_Records shown_

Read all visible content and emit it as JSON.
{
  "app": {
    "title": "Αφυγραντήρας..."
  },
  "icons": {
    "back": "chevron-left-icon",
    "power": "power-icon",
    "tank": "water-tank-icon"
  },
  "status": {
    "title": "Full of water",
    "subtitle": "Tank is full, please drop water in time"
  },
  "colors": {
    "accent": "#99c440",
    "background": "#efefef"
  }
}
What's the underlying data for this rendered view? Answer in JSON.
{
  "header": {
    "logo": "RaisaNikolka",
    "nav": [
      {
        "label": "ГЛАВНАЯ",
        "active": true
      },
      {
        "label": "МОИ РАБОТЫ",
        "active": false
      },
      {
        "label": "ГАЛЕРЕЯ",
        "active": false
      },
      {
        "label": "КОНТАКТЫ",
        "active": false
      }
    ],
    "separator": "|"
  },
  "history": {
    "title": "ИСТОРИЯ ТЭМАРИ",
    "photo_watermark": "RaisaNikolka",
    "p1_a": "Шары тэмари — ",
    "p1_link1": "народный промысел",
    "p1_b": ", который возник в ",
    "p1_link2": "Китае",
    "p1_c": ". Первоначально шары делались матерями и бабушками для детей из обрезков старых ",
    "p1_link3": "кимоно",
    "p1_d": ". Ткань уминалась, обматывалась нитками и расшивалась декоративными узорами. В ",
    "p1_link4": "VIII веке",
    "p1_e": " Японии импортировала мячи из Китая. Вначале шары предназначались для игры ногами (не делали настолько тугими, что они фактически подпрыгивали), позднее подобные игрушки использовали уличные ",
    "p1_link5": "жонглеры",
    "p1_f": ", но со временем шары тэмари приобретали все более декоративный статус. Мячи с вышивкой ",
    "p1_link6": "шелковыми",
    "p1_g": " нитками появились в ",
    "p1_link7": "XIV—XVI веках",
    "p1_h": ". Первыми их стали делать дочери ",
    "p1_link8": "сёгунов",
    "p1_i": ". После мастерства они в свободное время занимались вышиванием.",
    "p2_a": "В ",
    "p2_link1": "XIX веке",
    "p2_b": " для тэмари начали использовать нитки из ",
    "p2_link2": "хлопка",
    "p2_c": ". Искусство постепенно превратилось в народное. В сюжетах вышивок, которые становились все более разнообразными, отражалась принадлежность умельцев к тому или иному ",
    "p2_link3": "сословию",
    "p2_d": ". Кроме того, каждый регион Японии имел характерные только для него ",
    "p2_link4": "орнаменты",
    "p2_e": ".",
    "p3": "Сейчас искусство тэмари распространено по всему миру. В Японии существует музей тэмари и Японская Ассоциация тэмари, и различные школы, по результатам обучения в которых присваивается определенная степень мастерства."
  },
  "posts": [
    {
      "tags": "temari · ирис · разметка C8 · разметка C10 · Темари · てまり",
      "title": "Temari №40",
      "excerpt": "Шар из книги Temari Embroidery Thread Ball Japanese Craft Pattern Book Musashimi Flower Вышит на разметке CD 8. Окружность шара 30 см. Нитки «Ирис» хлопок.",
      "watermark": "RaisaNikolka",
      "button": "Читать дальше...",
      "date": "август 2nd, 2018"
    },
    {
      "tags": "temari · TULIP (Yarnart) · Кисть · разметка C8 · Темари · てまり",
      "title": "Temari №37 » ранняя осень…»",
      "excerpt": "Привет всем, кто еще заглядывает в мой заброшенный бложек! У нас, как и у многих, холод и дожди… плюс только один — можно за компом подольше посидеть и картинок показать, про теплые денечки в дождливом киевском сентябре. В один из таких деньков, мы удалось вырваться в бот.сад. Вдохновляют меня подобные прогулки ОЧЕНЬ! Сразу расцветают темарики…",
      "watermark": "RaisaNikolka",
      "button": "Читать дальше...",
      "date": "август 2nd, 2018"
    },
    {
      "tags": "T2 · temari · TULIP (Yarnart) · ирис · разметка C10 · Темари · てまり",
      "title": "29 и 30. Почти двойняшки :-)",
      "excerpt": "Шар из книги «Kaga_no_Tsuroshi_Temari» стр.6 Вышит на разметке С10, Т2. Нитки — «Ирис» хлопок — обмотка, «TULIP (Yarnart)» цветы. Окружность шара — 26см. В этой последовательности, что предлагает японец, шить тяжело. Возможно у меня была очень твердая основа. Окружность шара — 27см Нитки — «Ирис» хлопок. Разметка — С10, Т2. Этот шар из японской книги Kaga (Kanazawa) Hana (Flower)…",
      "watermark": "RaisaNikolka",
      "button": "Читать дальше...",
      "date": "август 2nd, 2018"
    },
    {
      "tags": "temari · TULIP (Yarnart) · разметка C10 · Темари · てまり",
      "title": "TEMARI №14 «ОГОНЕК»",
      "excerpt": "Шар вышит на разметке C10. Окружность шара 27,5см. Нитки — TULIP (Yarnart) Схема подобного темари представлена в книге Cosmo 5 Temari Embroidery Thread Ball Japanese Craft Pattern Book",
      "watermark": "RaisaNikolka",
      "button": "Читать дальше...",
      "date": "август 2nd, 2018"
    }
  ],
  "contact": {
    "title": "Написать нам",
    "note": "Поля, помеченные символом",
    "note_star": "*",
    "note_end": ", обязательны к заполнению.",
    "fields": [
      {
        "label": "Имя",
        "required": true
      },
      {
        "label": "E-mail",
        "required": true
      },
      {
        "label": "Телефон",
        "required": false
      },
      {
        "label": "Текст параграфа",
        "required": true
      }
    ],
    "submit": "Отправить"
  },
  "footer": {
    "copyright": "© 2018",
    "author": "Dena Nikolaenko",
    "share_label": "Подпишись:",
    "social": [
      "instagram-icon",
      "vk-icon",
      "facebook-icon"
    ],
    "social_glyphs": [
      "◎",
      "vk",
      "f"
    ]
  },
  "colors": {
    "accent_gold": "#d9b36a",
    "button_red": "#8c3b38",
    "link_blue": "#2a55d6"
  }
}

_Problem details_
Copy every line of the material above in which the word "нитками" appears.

_Your solution_
    "p1_d": ". Ткань уминалась, обматывалась нитками и расшивалась декоративными узорами. В ",
    "p1_g": " нитками появились в ",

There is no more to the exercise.